**PROBLEM TO WORK ON**
Across the listing below, count every line where the string "icon" appears, then give only the count.

**AVAILABLE DATA**
####

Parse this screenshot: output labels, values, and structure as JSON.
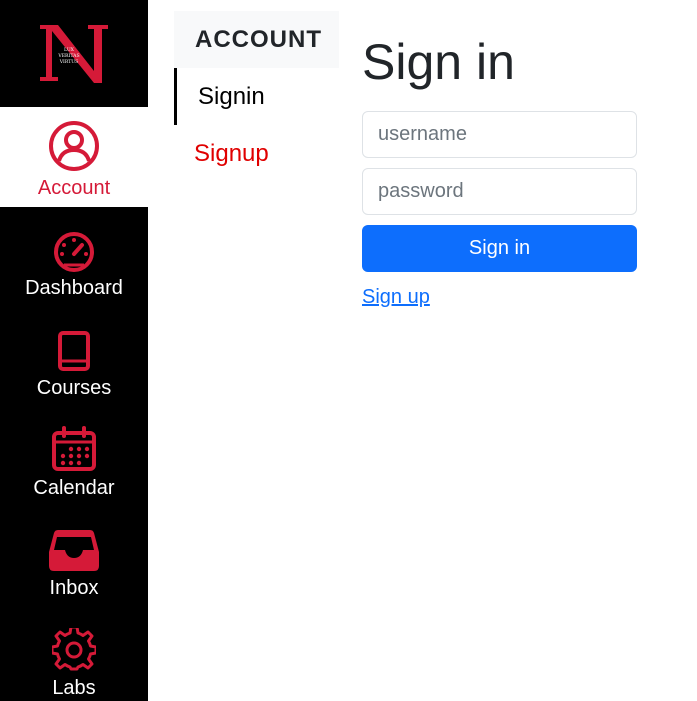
{
  "logo": {
    "letter": "N",
    "motto": [
      "LUX",
      "VERITAS",
      "VIRTUS"
    ],
    "color": "#d51a38"
  },
  "sidebar": {
    "accent_color": "#d51a38",
    "items": [
      {
        "label": "Account",
        "icon": "user-circle-icon",
        "active": true
      },
      {
        "label": "Dashboard",
        "icon": "speedometer-icon",
        "active": false
      },
      {
        "label": "Courses",
        "icon": "book-icon",
        "active": false
      },
      {
        "label": "Calendar",
        "icon": "calendar-icon",
        "active": false
      },
      {
        "label": "Inbox",
        "icon": "inbox-icon",
        "active": false
      },
      {
        "label": "Labs",
        "icon": "gear-icon",
        "active": false
      }
    ]
  },
  "account_nav": {
    "header": "ACCOUNT",
    "links": [
      {
        "label": "Signin",
        "active": true
      },
      {
        "label": "Signup",
        "active": false
      }
    ]
  },
  "signin": {
    "title": "Sign in",
    "username_placeholder": "username",
    "password_placeholder": "password",
    "submit_label": "Sign in",
    "signup_link": "Sign up",
    "button_color": "#0d6efd"
  }
}
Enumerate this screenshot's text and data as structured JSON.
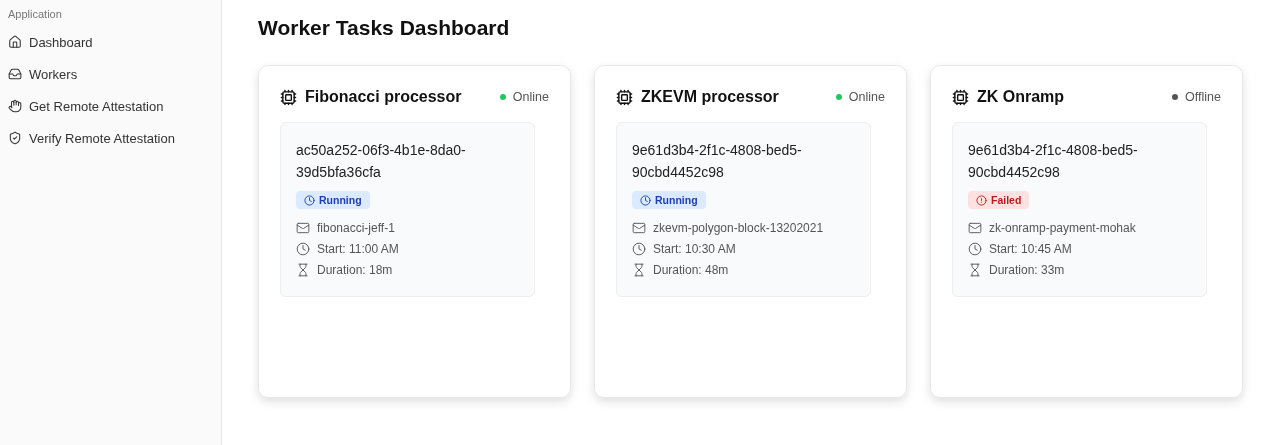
{
  "sidebar": {
    "group_label": "Application",
    "items": [
      {
        "label": "Dashboard"
      },
      {
        "label": "Workers"
      },
      {
        "label": "Get Remote Attestation"
      },
      {
        "label": "Verify Remote Attestation"
      }
    ]
  },
  "title": "Worker Tasks Dashboard",
  "workers": [
    {
      "name": "Fibonacci processor",
      "status": {
        "kind": "online",
        "label": "Online"
      },
      "tasks": [
        {
          "id": "ac50a252-06f3-4b1e-8da0-39d5bfa36cfa",
          "state": {
            "kind": "running",
            "label": "Running"
          },
          "job": "fibonacci-jeff-1",
          "start": "Start: 11:00 AM",
          "duration": "Duration: 18m"
        }
      ]
    },
    {
      "name": "ZKEVM processor",
      "status": {
        "kind": "online",
        "label": "Online"
      },
      "tasks": [
        {
          "id": "9e61d3b4-2f1c-4808-bed5-90cbd4452c98",
          "state": {
            "kind": "running",
            "label": "Running"
          },
          "job": "zkevm-polygon-block-13202021",
          "start": "Start: 10:30 AM",
          "duration": "Duration: 48m"
        }
      ]
    },
    {
      "name": "ZK Onramp",
      "status": {
        "kind": "offline",
        "label": "Offline"
      },
      "tasks": [
        {
          "id": "9e61d3b4-2f1c-4808-bed5-90cbd4452c98",
          "state": {
            "kind": "failed",
            "label": "Failed"
          },
          "job": "zk-onramp-payment-mohak",
          "start": "Start: 10:45 AM",
          "duration": "Duration: 33m"
        }
      ]
    }
  ]
}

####

**ANSWER AREA**
6